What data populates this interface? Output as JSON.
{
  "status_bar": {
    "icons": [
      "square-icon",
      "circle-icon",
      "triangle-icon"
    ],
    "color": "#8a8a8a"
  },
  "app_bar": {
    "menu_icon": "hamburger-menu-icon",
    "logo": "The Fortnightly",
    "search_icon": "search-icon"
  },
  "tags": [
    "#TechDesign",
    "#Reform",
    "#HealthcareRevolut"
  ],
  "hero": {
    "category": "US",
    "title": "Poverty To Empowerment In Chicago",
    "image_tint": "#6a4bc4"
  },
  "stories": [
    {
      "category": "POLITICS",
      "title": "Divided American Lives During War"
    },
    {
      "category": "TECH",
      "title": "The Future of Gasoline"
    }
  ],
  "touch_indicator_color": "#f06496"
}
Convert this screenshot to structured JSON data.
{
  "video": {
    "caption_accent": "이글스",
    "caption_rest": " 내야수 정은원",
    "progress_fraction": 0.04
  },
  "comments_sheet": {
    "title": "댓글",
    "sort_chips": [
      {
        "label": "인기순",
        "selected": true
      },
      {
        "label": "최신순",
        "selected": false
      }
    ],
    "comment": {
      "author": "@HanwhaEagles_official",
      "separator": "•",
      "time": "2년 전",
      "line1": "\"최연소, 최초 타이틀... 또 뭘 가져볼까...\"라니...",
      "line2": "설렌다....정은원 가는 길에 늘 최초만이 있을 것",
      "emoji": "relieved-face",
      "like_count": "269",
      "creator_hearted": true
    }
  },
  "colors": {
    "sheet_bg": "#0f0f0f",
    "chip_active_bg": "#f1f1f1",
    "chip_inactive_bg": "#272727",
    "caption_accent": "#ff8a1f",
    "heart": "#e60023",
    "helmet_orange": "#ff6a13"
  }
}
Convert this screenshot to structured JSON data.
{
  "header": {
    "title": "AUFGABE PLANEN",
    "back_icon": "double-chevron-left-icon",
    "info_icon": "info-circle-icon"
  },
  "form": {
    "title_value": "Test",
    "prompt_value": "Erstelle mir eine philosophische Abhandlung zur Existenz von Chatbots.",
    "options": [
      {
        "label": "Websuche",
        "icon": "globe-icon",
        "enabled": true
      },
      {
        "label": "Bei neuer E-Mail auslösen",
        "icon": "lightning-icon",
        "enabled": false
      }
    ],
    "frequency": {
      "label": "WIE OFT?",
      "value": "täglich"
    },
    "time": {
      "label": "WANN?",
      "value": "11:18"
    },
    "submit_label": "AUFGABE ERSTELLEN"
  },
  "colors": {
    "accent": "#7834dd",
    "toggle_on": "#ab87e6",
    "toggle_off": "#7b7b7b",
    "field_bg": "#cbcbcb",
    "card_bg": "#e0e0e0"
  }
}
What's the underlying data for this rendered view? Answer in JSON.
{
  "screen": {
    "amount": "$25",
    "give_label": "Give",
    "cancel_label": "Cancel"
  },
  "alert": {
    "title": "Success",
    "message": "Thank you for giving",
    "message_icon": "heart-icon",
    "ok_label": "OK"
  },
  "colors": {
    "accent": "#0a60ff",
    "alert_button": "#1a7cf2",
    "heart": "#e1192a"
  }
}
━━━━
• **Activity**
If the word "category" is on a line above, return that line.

• **Solution to this problem**
    "category": "US",
      "category": "POLITICS",
      "category": "TECH",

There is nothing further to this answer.